Data shown START

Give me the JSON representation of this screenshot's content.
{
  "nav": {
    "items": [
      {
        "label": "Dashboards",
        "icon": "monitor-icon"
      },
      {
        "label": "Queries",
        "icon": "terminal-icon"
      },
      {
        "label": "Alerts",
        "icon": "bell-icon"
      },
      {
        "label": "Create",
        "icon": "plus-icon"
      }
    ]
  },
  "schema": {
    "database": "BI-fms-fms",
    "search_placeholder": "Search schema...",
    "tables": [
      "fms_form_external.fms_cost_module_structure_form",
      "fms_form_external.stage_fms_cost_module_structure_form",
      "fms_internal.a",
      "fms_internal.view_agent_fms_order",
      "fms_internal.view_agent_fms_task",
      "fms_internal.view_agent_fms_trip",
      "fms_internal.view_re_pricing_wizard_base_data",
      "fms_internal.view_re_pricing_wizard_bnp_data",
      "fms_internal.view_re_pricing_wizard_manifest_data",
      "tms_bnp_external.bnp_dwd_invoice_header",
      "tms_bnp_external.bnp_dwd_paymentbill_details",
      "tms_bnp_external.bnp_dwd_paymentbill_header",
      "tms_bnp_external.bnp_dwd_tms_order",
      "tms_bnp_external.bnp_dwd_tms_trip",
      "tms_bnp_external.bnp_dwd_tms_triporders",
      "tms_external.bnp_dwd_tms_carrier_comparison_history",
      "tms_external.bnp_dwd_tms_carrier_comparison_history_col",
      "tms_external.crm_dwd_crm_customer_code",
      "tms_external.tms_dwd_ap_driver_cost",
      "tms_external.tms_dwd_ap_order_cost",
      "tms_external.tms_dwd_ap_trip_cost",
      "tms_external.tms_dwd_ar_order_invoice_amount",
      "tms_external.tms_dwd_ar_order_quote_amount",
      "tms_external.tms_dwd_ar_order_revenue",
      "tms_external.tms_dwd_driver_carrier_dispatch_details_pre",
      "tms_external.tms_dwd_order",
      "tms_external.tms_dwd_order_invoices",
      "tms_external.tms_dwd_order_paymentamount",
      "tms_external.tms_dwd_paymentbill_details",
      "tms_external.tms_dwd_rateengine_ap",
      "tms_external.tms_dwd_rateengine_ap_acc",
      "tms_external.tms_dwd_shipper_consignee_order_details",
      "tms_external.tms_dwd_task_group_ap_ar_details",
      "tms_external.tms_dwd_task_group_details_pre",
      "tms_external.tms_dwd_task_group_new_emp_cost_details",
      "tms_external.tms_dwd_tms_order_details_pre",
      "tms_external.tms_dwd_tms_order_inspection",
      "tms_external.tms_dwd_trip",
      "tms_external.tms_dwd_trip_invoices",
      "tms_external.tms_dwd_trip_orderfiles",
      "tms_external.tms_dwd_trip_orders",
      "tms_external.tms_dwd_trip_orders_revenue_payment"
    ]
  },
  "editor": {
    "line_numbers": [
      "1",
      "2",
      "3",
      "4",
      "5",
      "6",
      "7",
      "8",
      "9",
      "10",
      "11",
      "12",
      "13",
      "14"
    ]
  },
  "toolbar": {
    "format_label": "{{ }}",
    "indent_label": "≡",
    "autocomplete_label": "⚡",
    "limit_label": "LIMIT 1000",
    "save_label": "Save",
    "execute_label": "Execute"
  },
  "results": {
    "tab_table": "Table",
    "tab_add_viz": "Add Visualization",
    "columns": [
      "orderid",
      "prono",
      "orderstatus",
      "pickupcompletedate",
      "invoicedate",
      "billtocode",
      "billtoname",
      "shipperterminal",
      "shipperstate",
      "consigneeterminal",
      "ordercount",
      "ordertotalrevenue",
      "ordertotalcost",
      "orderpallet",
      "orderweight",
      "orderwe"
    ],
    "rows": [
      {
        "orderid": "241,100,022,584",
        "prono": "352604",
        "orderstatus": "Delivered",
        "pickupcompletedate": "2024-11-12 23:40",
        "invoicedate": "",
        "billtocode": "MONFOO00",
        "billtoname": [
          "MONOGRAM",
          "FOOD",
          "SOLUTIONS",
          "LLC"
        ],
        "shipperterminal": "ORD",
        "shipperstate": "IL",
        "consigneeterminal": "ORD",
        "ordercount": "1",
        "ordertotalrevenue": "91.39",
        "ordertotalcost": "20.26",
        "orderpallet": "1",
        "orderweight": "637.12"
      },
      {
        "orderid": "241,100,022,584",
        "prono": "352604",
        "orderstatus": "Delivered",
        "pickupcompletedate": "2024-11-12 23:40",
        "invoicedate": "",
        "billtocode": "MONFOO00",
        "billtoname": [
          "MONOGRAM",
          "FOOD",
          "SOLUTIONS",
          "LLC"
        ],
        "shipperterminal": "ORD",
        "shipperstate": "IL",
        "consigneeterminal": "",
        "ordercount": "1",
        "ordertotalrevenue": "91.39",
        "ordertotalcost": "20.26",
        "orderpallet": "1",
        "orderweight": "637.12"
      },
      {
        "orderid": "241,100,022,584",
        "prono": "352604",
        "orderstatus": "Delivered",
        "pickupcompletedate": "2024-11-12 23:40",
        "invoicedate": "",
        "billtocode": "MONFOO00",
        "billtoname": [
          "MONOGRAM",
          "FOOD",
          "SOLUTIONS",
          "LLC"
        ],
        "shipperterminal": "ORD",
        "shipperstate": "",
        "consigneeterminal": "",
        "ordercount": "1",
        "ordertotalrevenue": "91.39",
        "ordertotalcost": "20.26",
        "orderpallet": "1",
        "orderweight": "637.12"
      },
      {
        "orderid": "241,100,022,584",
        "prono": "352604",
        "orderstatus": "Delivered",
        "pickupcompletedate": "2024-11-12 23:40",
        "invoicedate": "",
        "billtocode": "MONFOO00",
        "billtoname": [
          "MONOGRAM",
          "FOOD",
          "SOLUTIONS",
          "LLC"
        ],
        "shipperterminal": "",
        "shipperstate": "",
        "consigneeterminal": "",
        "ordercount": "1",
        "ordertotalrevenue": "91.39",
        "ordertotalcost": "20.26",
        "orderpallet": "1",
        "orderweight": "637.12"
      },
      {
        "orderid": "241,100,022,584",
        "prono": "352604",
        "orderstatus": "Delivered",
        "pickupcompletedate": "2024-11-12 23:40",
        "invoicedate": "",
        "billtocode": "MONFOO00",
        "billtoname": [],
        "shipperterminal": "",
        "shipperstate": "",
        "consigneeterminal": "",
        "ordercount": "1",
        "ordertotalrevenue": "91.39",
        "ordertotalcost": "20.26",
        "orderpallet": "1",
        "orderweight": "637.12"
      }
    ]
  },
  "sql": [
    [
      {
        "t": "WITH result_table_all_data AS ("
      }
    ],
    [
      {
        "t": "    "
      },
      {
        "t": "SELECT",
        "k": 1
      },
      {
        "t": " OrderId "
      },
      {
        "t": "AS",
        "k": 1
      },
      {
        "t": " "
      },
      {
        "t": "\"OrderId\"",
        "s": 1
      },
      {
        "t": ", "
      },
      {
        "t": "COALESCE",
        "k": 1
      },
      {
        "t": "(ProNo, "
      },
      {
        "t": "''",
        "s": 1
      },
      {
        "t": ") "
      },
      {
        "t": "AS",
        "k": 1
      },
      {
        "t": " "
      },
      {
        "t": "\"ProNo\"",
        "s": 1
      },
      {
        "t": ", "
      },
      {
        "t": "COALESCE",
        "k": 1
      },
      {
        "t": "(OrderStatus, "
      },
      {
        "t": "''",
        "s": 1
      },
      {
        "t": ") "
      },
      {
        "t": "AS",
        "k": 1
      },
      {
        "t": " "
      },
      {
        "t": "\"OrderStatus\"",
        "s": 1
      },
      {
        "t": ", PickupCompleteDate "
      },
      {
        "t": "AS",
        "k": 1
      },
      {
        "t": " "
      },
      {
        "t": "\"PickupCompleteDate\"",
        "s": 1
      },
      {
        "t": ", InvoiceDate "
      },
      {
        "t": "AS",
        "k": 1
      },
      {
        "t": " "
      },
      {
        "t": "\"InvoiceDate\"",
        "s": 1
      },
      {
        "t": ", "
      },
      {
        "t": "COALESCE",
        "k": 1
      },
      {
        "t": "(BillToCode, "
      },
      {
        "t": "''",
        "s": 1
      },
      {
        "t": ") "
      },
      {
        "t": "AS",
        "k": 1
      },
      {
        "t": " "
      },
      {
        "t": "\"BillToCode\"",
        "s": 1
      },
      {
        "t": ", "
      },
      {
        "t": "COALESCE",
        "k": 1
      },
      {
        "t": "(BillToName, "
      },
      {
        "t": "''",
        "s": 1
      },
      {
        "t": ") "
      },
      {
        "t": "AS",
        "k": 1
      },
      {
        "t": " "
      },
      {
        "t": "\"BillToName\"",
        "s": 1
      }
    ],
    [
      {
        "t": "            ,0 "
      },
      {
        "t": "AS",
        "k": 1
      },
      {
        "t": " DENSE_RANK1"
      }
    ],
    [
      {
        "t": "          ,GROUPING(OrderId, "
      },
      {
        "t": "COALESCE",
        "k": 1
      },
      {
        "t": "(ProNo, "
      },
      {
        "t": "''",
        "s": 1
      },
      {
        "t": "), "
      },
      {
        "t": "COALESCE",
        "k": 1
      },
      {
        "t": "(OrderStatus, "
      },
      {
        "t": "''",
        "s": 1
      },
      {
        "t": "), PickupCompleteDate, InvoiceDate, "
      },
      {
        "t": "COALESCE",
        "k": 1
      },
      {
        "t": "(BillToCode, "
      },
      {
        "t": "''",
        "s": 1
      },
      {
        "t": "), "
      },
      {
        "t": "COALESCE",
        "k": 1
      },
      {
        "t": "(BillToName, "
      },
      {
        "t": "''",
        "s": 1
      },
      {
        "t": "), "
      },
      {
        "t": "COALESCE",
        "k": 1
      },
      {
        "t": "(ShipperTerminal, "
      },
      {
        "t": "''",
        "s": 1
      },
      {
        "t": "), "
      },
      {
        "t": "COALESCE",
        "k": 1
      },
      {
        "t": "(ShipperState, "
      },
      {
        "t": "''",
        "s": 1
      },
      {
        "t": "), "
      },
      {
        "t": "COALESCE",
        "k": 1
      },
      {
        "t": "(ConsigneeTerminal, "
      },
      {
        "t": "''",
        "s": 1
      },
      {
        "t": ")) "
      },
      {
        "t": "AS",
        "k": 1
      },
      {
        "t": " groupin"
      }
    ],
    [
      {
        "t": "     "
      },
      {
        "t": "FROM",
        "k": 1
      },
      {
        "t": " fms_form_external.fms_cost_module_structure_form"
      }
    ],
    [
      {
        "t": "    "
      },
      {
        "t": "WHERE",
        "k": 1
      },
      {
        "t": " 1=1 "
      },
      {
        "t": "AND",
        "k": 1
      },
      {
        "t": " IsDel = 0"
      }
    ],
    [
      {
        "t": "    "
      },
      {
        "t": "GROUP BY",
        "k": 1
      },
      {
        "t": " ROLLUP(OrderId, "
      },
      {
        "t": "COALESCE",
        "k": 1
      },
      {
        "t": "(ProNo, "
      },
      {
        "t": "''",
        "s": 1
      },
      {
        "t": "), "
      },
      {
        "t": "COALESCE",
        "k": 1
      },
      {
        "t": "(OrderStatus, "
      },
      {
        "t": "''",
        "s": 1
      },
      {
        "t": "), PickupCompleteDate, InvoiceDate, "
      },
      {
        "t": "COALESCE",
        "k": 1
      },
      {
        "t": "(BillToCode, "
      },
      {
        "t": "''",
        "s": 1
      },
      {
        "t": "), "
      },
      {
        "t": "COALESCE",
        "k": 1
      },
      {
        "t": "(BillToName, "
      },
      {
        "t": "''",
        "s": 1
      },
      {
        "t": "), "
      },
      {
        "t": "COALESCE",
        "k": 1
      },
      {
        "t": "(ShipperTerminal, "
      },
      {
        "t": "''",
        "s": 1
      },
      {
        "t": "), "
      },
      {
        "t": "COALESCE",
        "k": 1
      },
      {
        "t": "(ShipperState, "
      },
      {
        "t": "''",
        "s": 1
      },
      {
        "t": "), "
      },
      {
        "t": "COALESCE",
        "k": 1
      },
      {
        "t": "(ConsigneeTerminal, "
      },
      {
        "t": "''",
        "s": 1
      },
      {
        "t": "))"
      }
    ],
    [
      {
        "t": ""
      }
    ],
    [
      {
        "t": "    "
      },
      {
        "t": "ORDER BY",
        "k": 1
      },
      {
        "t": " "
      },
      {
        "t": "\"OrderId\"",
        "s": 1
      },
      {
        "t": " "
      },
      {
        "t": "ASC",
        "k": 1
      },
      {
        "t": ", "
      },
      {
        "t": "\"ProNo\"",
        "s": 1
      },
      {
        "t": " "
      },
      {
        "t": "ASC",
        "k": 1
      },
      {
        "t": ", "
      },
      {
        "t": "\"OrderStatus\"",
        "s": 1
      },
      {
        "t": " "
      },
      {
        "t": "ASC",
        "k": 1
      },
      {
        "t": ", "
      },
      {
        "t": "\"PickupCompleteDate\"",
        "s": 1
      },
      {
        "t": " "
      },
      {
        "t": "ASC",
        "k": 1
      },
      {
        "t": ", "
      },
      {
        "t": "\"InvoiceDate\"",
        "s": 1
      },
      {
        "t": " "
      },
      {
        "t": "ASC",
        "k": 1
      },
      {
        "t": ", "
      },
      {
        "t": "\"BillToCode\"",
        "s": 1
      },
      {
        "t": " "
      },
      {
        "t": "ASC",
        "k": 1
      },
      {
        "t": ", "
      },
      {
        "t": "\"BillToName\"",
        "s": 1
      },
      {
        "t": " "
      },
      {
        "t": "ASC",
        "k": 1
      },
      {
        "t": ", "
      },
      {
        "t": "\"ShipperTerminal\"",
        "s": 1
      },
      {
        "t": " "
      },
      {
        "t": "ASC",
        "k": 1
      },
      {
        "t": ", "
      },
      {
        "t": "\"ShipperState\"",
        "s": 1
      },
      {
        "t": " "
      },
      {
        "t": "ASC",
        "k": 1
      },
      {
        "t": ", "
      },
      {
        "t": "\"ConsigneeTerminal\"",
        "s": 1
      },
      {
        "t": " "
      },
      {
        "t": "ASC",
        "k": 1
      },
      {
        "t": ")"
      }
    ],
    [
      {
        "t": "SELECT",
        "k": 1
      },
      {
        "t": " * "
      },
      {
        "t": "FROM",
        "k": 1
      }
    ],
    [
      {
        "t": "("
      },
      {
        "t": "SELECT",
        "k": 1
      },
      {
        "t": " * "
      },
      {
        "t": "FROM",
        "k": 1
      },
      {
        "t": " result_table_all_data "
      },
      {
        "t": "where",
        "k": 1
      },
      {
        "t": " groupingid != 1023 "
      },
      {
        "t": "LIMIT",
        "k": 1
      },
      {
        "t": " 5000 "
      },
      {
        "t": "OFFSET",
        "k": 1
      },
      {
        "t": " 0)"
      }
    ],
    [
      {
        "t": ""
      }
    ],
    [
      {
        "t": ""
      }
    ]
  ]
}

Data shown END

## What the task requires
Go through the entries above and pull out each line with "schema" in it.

## Solution for this task
  "schema": {
    "search_placeholder": "Search schema...",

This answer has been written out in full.